I'm working it on 36-count "Wisteria" -- a pale blue linen -- from Lakeside Linens, using the called-for Weeks Dye Works and DMC flosses.  I'm about to get into some very dense stitching with the body of the sheep, and her amazing red "Fred Rogers" sweater.  It makes me smile just to think about it.

All of this activity has been done indoors, for the most part, as we've had a very chilly spring, punctuated with much appreciated rain.  There's a bit more in the forecast before this month ends -- and some southern parts of the province have even had snow!  I've only just managed to put out my bedding plants -- some deer-resistent verbena, and a couple of new perennials: a peony to replace a dead potentilla, and a pink to replace a dead flowering thyme.  I've also had to seriously prune my aging hardy roses, as the lack of snow this winter meant they've needed rejuvenating.

Last fall I planted a new addition to my south-facing perennial bed: two Allium bulbs -- and they've come up beautifully:

The photo was taken when they were just very young.  They're lush and in full leaf now -- and one is sporting a stem with a bud at the top.  I can hardly wait for it to open!

And the much-needed moisture has given my 'meadow' a full crop of dandelions, so the first batch of jam for the seaon has been made!

I used up all my supplies with that batch, so had to replenish my larder.  Later today I hope to pick enough for another batch -- and later, one more before the end of the season.

Sadly, though my meadow is full of blossoms, and my flowering ornamental trees are opening their blooms, there's not been much bee activity yet this year.  I hope everything will be humming soon!

So with a sunny day ahead of me, I'd best close this off and get some breakfast to fortify my for som "jammin'".  As usual, I'm linking to Nina-Marie's Off the Wall Friday; this week she's waxing poetic with a quote from Seth Godin about the nature of art and artists.  I wish you all a safe, healthy, creative few weeks...A bientot!

1 comment:

Bethany G said...

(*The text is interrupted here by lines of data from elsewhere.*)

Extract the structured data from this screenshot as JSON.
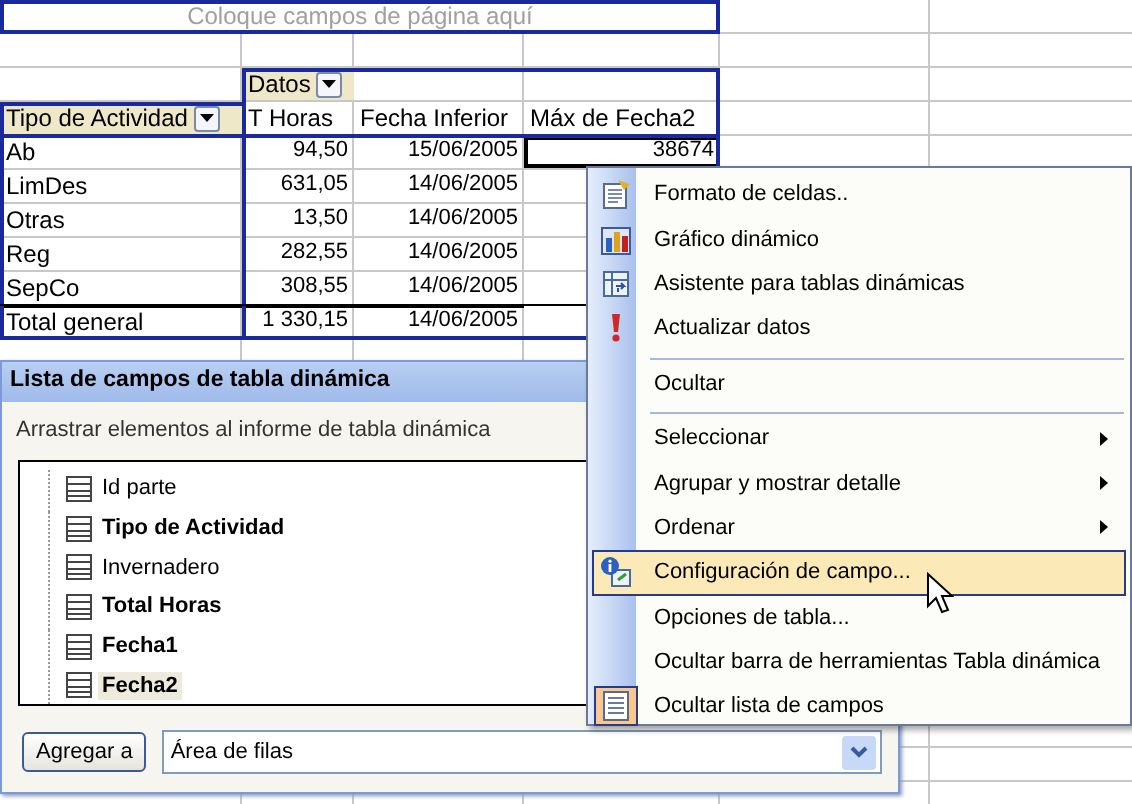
{
  "sheet": {
    "page_area": {
      "hint": "Coloque campos de página aquí"
    },
    "data_field": {
      "label": "Datos"
    },
    "row_field": {
      "label": "Tipo de Actividad"
    },
    "columns": [
      "T Horas",
      "Fecha Inferior",
      "Máx de Fecha2"
    ],
    "rows": [
      {
        "label": "Ab",
        "cells": [
          "94,50",
          "15/06/2005",
          "38674"
        ],
        "active": true,
        "total": false
      },
      {
        "label": "LimDes",
        "cells": [
          "631,05",
          "14/06/2005"
        ],
        "active": false,
        "total": false
      },
      {
        "label": "Otras",
        "cells": [
          "13,50",
          "14/06/2005"
        ],
        "active": false,
        "total": false
      },
      {
        "label": "Reg",
        "cells": [
          "282,55",
          "14/06/2005"
        ],
        "active": false,
        "total": false
      },
      {
        "label": "SepCo",
        "cells": [
          "308,55",
          "14/06/2005"
        ],
        "active": false,
        "total": false
      },
      {
        "label": "Total general",
        "cells": [
          "1 330,15",
          "14/06/2005"
        ],
        "active": false,
        "total": true
      }
    ]
  },
  "field_list": {
    "title": "Lista de campos de tabla dinámica",
    "instruction": "Arrastrar elementos al informe de tabla dinámica",
    "fields": [
      {
        "label": "Id parte",
        "in_report": false,
        "selected": false
      },
      {
        "label": "Tipo de Actividad",
        "in_report": true,
        "selected": false
      },
      {
        "label": "Invernadero",
        "in_report": false,
        "selected": false
      },
      {
        "label": "Total Horas",
        "in_report": true,
        "selected": false
      },
      {
        "label": "Fecha1",
        "in_report": true,
        "selected": false
      },
      {
        "label": "Fecha2",
        "in_report": true,
        "selected": true
      }
    ],
    "add_button": "Agregar a",
    "area": {
      "value": "Área de filas"
    }
  },
  "context_menu": [
    {
      "label": "Formato de celdas..",
      "separator_before": false,
      "submenu": false,
      "highlighted": false,
      "checked": false
    },
    {
      "label": "Gráfico dinámico",
      "separator_before": false,
      "submenu": false,
      "highlighted": false,
      "checked": false
    },
    {
      "label": "Asistente para tablas dinámicas",
      "separator_before": false,
      "submenu": false,
      "highlighted": false,
      "checked": false
    },
    {
      "label": "Actualizar datos",
      "separator_before": false,
      "submenu": false,
      "highlighted": false,
      "checked": false
    },
    {
      "label": "Ocultar",
      "separator_before": true,
      "submenu": false,
      "highlighted": false,
      "checked": false
    },
    {
      "label": "Seleccionar",
      "separator_before": true,
      "submenu": true,
      "highlighted": false,
      "checked": false
    },
    {
      "label": "Agrupar y mostrar detalle",
      "separator_before": false,
      "submenu": true,
      "highlighted": false,
      "checked": false
    },
    {
      "label": "Ordenar",
      "separator_before": false,
      "submenu": true,
      "highlighted": false,
      "checked": false
    },
    {
      "label": "Configuración de campo...",
      "separator_before": false,
      "submenu": false,
      "highlighted": true,
      "checked": false
    },
    {
      "label": "Opciones de tabla...",
      "separator_before": false,
      "submenu": false,
      "highlighted": false,
      "checked": false
    },
    {
      "label": "Ocultar barra de herramientas Tabla dinámica",
      "separator_before": false,
      "submenu": false,
      "highlighted": false,
      "checked": false
    },
    {
      "label": "Ocultar lista de campos",
      "separator_before": false,
      "submenu": false,
      "highlighted": false,
      "checked": true
    }
  ]
}
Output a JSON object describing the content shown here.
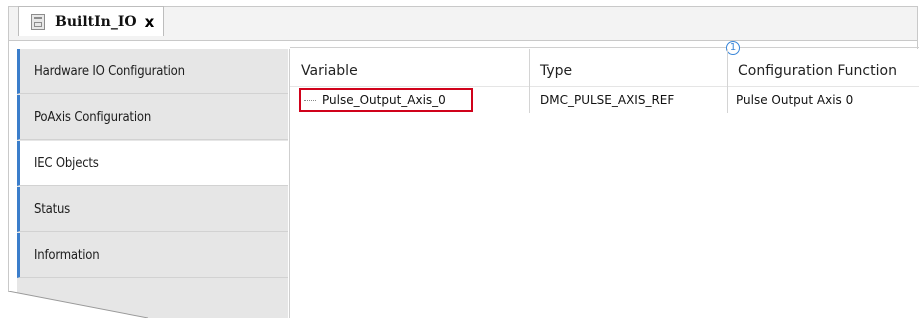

A very lovely post this morning, Marg... I have been truly very busy and didn't expect to get to your May post until now and here we are... stunning new projects. I did see from my sister's posts that she has arrived from Alabama to Montana in her "rolling house" annual trip , driving on her own to be with her daughter for the annual wild pony round-up and yes, she had a flat tire and SNOW once she arrived ... dratted snow caused the drive into an unknown area where the tire hit something. Luckily, a passer-by stopped to help get a new tire. The snow may be gone by now, but some was headed up your way a bit.

The plants look lovely and more socks??? Wow!
Have a great walk into June - or better yet, a lovely afternoon here and there for knitting or garden work outdoors. We are HOT, then cold and rain, then sun, but all is well!
Miss you, hugs!

Love you notes and posts and keep watching as your name pops up to see what you are enjoying along the way!